This attribute measures whether an organization’s leadership team encourages change, celebrates experimentation, protects appropriate risk takers and ultimately takes responsibility and accountability both for failed experiments and for the failure to appropriately pivot.
Adaptive Leadership is like the organizational concept of “fail fast” to avoid major commitments to efforts that may not be successful. The difference is that Adaptive Leadership focuses on the leader and the leadership team as a facilitator for the fail fast organizational practice. Adaptive Leaders make decisions based on achieving reasonable positive results and avoiding the “pseudocertainty” effect observed in multi-stage decisions (the tendency for people to perceive an outcome as certain while it is actually uncertain), in which evaluation of outcomes in a previous decision stage are discarded in subsequent stages. Additionally, Adaptive Leaders consider both the consequences of inaction with the consequences of action.
Adaptive Leaders can operate in chaos and make decisions in the face of uncertainty with an aim towards reducing risk over time. They are not constrained by traditional organizational hierarchies. Adaptive Leadership elicits high performance from staff which drives many of the other Organizational Agility attributes.
In Part 1, we described the characteristics of Operational Sustainability and the importance of a stable base. But having a stable base is not enough in this rapidly changing world. You need to be able to quickly adapt and change in response to Market and Business requirements. Those companies that can not or will not adapt are doomed to perish.
“Extinction is the rule. Survival is the exception.” – Carl Sagan
P.S. Anyone remember Polaroid?
To read part one of this series please CLICK HERE. Next, we will examine the third Dimension of Digital Readiness, Strategic Agility.
About the Author:
Dr. Frank Granito is Partner, Institute Fellow, and Chief Scientist at the Institute for Digital Transformation.
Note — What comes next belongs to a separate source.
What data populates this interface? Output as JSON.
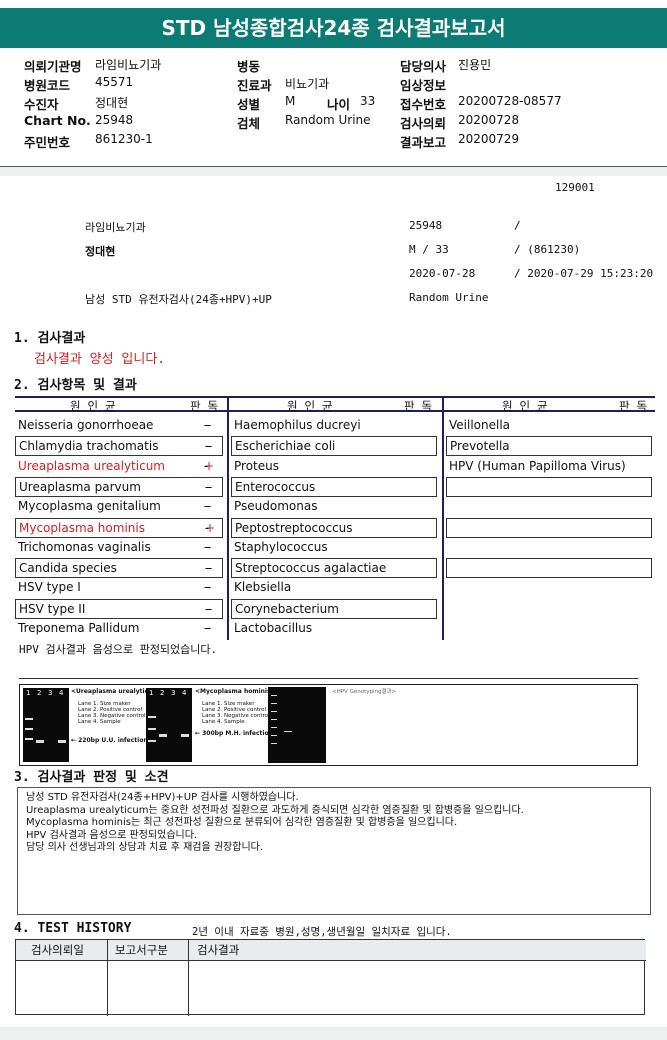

He has over 35 years of experience in the Information Technology field and also is Founder and CEO of Granito & Associates. In his role as Chief Scientist, Dr. Granito has designed the evaluation tools and analytics for the Digital Readiness Framework to assist organizations as they transition and adapt to the Digital Age. Dr. Granito holds a Doctor of Management from the University of Maryland University College and his work in Organizational Culture resulted in a Culture Model and Assessment Instrument tailored to IT Service Management implementations. He has successfully implemented IT Service Management transformation solutions for Government and Commercial clients. He is an Associate Professor at the University of Maryland University College Graduate School in the Masters of Project Management Program and is an Authorized Training Partner for ITIL and PMBOK.